King Hugh, now set his sights on reversing the plantations of Laois-Offaly and Munster. He revoked all titles owned by the planters and granted the titles to the families that had lost land during the plantations. He exiled the English planters and allowed the native Irish to live on the land. This reversal of the plantations was known as the Gaelic restoration. Hugh was torn on whether to allows the Old English families to retain their lands or not. In the end, he decided to allow the families to retain their lands, because most had supported him during his rebellion. King Hugh began improving relations with Scotland. He wanted the Celtic powers to join together and topple the English government, but this proposal was rejected by the Scottish King. King Hugh began to turn Ireland into an independent Gaelic state.
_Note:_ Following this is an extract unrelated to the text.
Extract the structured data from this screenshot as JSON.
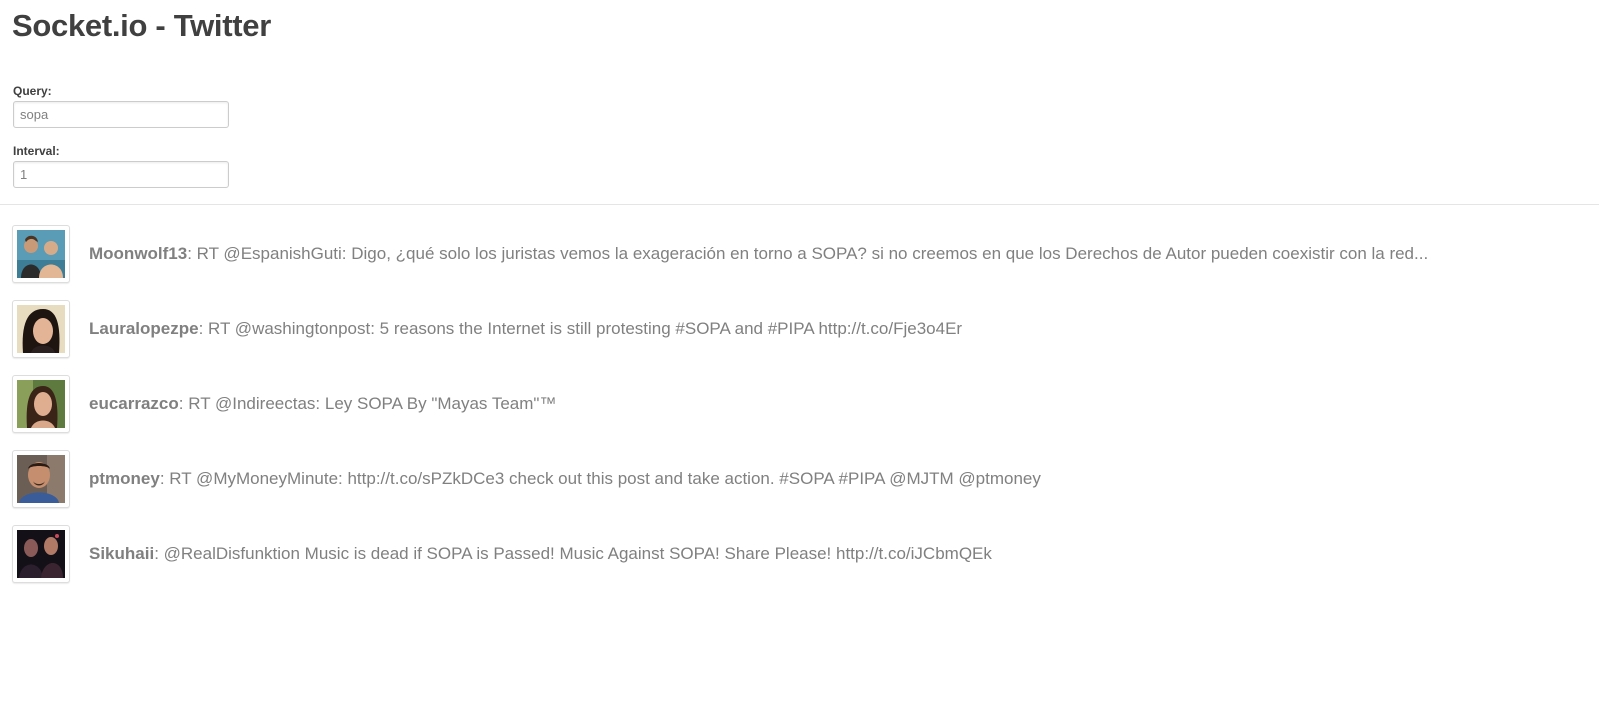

Last English invasion of Ireland
In 1598, Queen Elizabeth, still refusing to accept the Kingdom of Ireland, sent an invasion fleet of 50 ships carrying 20,000 marines to Ireland with the goal of reinstating English rule in Ireland. The invasion was a disaster as fierce storms wrecked the ships off the coast of county Down. Only 15 ships, with 5000 men reached Ireland. The English soldiers captured coastal fishing villages but realised that defeating the Irish army was hopeless. An Irish army of 15,000 arrived in county Down. The 5000 English soldiers looted the villages they had taken and then burned them to the ground. This frustrated King Hugh. His army was merciless and killed every man in the English army of 5000 men. The 15 ships that safely reached Ireland were captured by the Irish and were added to the Irish navy.
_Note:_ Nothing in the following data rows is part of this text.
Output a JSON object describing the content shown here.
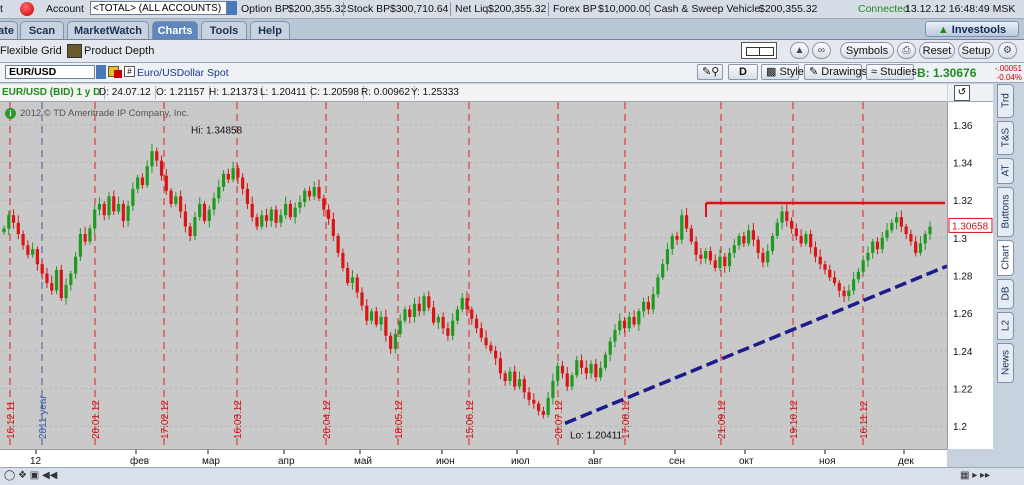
{
  "account_bar": {
    "account_label": "Account",
    "account_value": "<TOTAL> (ALL ACCOUNTS)",
    "option_bp_label": "Option BP",
    "option_bp_value": "$200,355.32",
    "stock_bp_label": "Stock BP",
    "stock_bp_value": "$300,710.64",
    "net_liq_label": "Net Liq",
    "net_liq_value": "$200,355.32",
    "forex_bp_label": "Forex BP",
    "forex_bp_value": "$10,000.00",
    "cash_label": "Cash & Sweep Vehicle",
    "cash_value": "$200,355.32",
    "status": "Connected",
    "time": "13.12.12 16:48:49 MSK"
  },
  "tabs": [
    {
      "label": "ate"
    },
    {
      "label": "Scan"
    },
    {
      "label": "MarketWatch"
    },
    {
      "label": "Charts"
    },
    {
      "label": "Tools"
    },
    {
      "label": "Help"
    }
  ],
  "investools_label": "Investools",
  "toolbar": {
    "flexible_grid": "Flexible Grid",
    "product_depth": "Product Depth",
    "symbols": "Symbols",
    "reset": "Reset",
    "setup": "Setup"
  },
  "symbol_row": {
    "symbol": "EUR/USD",
    "description": "Euro/USDollar Spot",
    "hash": "#",
    "period": "D",
    "style": "Style",
    "drawings": "Drawings",
    "studies": "Studies",
    "bid": "B: 1.30676",
    "change_abs": "-.00051",
    "change_pct": "-0.04%"
  },
  "info_row": {
    "title": "EUR/USD (BID) 1 y D",
    "date": "D: 24.07.12",
    "open": "O: 1.21157",
    "high": "H: 1.21373",
    "low": "L: 1.20411",
    "close": "C: 1.20598",
    "range": "R: 0.00962",
    "y": "Y: 1.25333"
  },
  "copyright": "2012 © TD Ameritrade IP Company, Inc.",
  "side_tabs": [
    "Trd",
    "T&S",
    "AT",
    "Buttons",
    "Chart",
    "DB",
    "L2",
    "News"
  ],
  "colors": {
    "candle_up": "#1f9a1f",
    "candle_down": "#d91515",
    "resistance": "#e01010",
    "trend": "#1c1c8c",
    "chart_bg": "#c9c9c9",
    "bid_green": "#1f8a1f"
  },
  "chart_data": {
    "type": "candlestick",
    "symbol": "EUR/USD (BID)",
    "ylim": [
      1.19,
      1.37
    ],
    "y_ticks": [
      "1.36",
      "1.34",
      "1.32",
      "1.3",
      "1.28",
      "1.26",
      "1.24",
      "1.22",
      "1.2"
    ],
    "x_month_labels": [
      "12",
      "фев",
      "мар",
      "апр",
      "май",
      "июн",
      "июл",
      "авг",
      "сен",
      "окт",
      "ноя",
      "дек"
    ],
    "vertical_markers": [
      "16.12.11",
      "2011 year",
      "20.01.12",
      "17.02.12",
      "16.03.12",
      "20.04.12",
      "18.05.12",
      "15.06.12",
      "20.07.12",
      "17.08.12",
      "21.09.12",
      "19.10.12",
      "16.11.12"
    ],
    "hi_label": "Hi: 1.34858",
    "lo_label": "Lo: 1.20411",
    "last_price_label": "1.30658",
    "resistance_level": 1.3185,
    "trendline": {
      "start": 1.2015,
      "end": 1.285
    },
    "closes": [
      1.305,
      1.312,
      1.308,
      1.302,
      1.296,
      1.291,
      1.294,
      1.286,
      1.281,
      1.276,
      1.272,
      1.283,
      1.268,
      1.275,
      1.281,
      1.29,
      1.302,
      1.298,
      1.305,
      1.315,
      1.318,
      1.312,
      1.322,
      1.314,
      1.318,
      1.309,
      1.317,
      1.326,
      1.332,
      1.328,
      1.338,
      1.346,
      1.341,
      1.333,
      1.325,
      1.318,
      1.322,
      1.314,
      1.306,
      1.301,
      1.311,
      1.318,
      1.309,
      1.315,
      1.321,
      1.327,
      1.334,
      1.331,
      1.337,
      1.332,
      1.326,
      1.318,
      1.311,
      1.306,
      1.312,
      1.309,
      1.315,
      1.308,
      1.312,
      1.318,
      1.311,
      1.316,
      1.319,
      1.325,
      1.322,
      1.327,
      1.321,
      1.315,
      1.31,
      1.301,
      1.292,
      1.284,
      1.276,
      1.279,
      1.271,
      1.264,
      1.256,
      1.261,
      1.254,
      1.258,
      1.248,
      1.241,
      1.249,
      1.256,
      1.262,
      1.258,
      1.265,
      1.261,
      1.269,
      1.263,
      1.255,
      1.258,
      1.252,
      1.248,
      1.256,
      1.262,
      1.268,
      1.262,
      1.257,
      1.252,
      1.247,
      1.243,
      1.24,
      1.236,
      1.228,
      1.224,
      1.229,
      1.221,
      1.225,
      1.218,
      1.214,
      1.212,
      1.208,
      1.206,
      1.215,
      1.224,
      1.232,
      1.228,
      1.221,
      1.227,
      1.235,
      1.231,
      1.228,
      1.233,
      1.226,
      1.231,
      1.238,
      1.245,
      1.251,
      1.256,
      1.252,
      1.258,
      1.254,
      1.261,
      1.266,
      1.262,
      1.27,
      1.279,
      1.286,
      1.294,
      1.301,
      1.299,
      1.312,
      1.305,
      1.298,
      1.291,
      1.289,
      1.293,
      1.288,
      1.284,
      1.29,
      1.285,
      1.292,
      1.296,
      1.301,
      1.297,
      1.304,
      1.299,
      1.292,
      1.287,
      1.293,
      1.301,
      1.308,
      1.314,
      1.309,
      1.305,
      1.301,
      1.297,
      1.302,
      1.295,
      1.29,
      1.286,
      1.283,
      1.279,
      1.276,
      1.272,
      1.269,
      1.272,
      1.278,
      1.282,
      1.288,
      1.292,
      1.298,
      1.294,
      1.3,
      1.304,
      1.308,
      1.311,
      1.306,
      1.302,
      1.298,
      1.292,
      1.297,
      1.302,
      1.306
    ]
  }
}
In 1603, Elizabeth died. Her successor, James I, agreed to end the war and the Treaty of Naas was signed by King Hugh of Ireland and King James of England. They treaty ended the war and the English conceded defeat. The English dropped all claims to Ireland and recognised the Kingdom of Ireland. After the rebellion King Hugh proved to be a better military commander than monarch. He often ignored the advice of his council and made reckless decisions. Hugh died in 1616, and was succeeded by his son, Feilim. Feilim proved to be an excellent monarch and reformed the justice system. He limited the powers of his vassals, which stopped a looming civil war between the O'Brian family who claimed the title of King of Ireland. King Feilim was also responsible for the founding of the first Irish overseas colony in modern day Chile. The Spanish had granted him claims to areas in South America. He continued the Irish-Spanish Alliance, and sent often sent Irish troops to aid the Spanish army in foreign conflicts. Ireland's position on the edge of Europe allowed King Feilim to concentrate on expanding his overseas territory and not get involved in European conflicts.